10 Annotations

First Reading

mcewen  •  Link

Blackburne is annotated for the entry of Feb 18 1659/60 as Robert Blackborne, "Admiralty official". See: http://www.pepysdiary.com/diary/1…
A "Robert Blackborne" shows up a couple times in Google as being Secretary of the East India Company in the 1690's, once in correspondence with Newton, but I have no idea if this is the same gent.

language hat  •  Link

Companion entry:
The leading naval official under the Commonwealth. After an apprenticeship as a clerk working with the parliamentary Commissioners of the Navy from 1643, he was made secretary of the Admiralty and Navy Commissioners in 1652, and held the post concurrently with that of secretary to the Customs Commissioners until the Restoration. His strong Puritan views seem to have prevented his continuing in office, though Pepys often consulted him. His most valuable service to Pepys perhaps was to introduce his nephew Will Hewer [Pepys' life-long friend] to him in 1660. By then he was living in the parish of St Bartholomew-the-Less, by the Exchange, and was, possibly, still employed in the customs service....
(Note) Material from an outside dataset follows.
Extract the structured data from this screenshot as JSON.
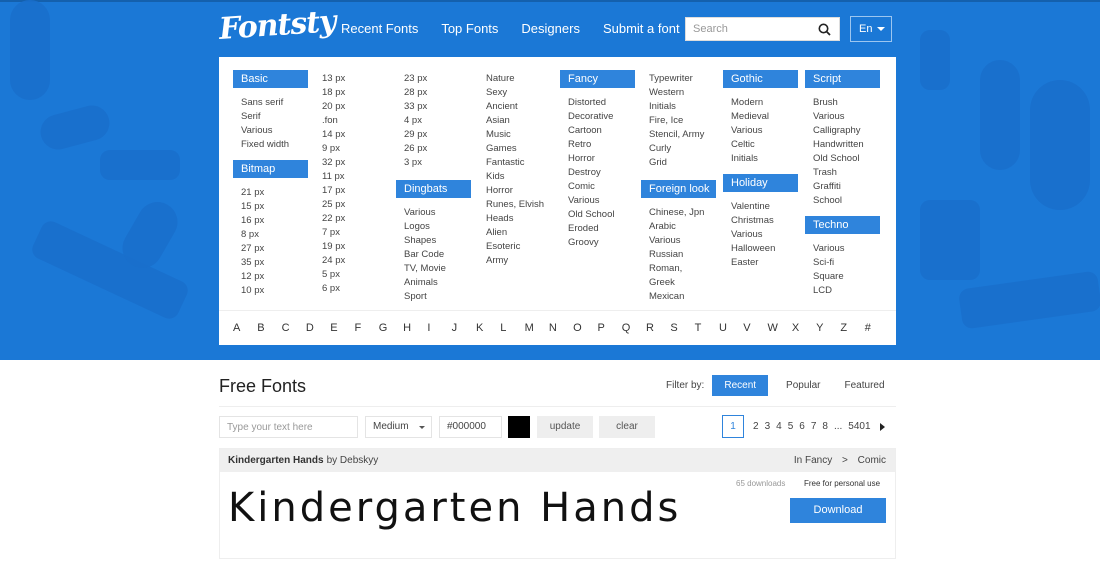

David Quidnunc  •  Link

Blackborne's clerk: James Southerne

This admiralty clerk is working for Blackborne early in 1660, but is working for William Coventry (Pepys mentions it on 25 June 1660) after Coventry begins working with the navy.
Pepys mentions Southerne ("Southorne") only occasionally in the diary.

vincent  •  Link

Reading all of Blackburnes entrees: One gets a strong feeling that SP and he did enjoy each others company, and Blackburne appears to go to great lengths to give SP good advice and was the first to put letters of standing behind SP's name. Going back over some of the dailies, with all these wonderfull annotations, it does increase the understanding of all the events.

Second Reading

Bill  •  Link

Robert Blackborne is identified on the Web (without attribution) as a Fifth Monarchist.

Bill  •  Link

Robert Blackburne was Secretary to the Admiralty with a salary of £250 a year until the appointment of the Duke of York as Lord High Admiral in July 1660.
---Wheatley, 1896.

San Diego Sarah  •  Link

Robert Blackborne AKA Blackburne was Pepys' predecessor, although he had a different title. As such, he was key to how the Navy functioned during the successful First Anglo-Dutch War. Blackborne appears to have been a much closer friend to his fellow Commissioners than Pepys appears to have been to his.

Blackborne is mentioned 13 times ... with different spellings for his name ... in the 1952 paper, “Puritans and Quakers” by Capt. William Robert Chaplin, of the Trinity House, London

Sadly, there isn't much about Blackborne the man, but emphasizes his Christian friendship and support to Major Nehemiah Bourne (and presumably the other Puritan Commissioners) in that war. I suspect Major Bourne was the best documented of that era's Trinity House Elders, so that's why he became the subject of the paper.

San Diego Sarah  •  Link

"A "Robert Blackborne" shows up a couple times in Google as being Secretary of the East India Company in the 1690's, once in correspondence with Newton, but I have no idea if this is the same gent."

Robert Latham thinks it was the same man.

Will Hewer's mother, Ann Blackborne Hewer, was sister to Robert Blackborne (d.1701). Blackborne became secretary to the East India Company in December 1666 (ODNB), and Hewer amassed a large fortune built on trade as a result.
His gift in January 1668 of a diamond necklace to Elisabeth Pepys worth £40 is evidence enough ... (10:183).

Third Reading

San Diego Sarah  •  Link

There are several official letters from the West Indies written to Robert Blackborne in 1656 at

One of them is from his cousin in Jamaica, reporting on the prosecution and execution of a murderer. So it is reasonable to think the Blackborne family had sugar plantation investments, and therefore some independent income besides what Robert earned holding the influential positions he held during the interregnum, which earned him more profitable employment in the British East India Company later.

It takes money to make money, and I think the Blackbournes were "well-heeled" as my mother used to say.
Some Puritans/Presbyterians were very wealthy. They were in the nobility. They lived in big houses and had servants. Being a Puritan basically meant you thought that God ruled the King, and not the other way around. It didn't mean you were necessarily poor.

Log in to post an annotation.

If you don't have an account, then register here.


Chart showing the number of references in each month of the diary’s entries.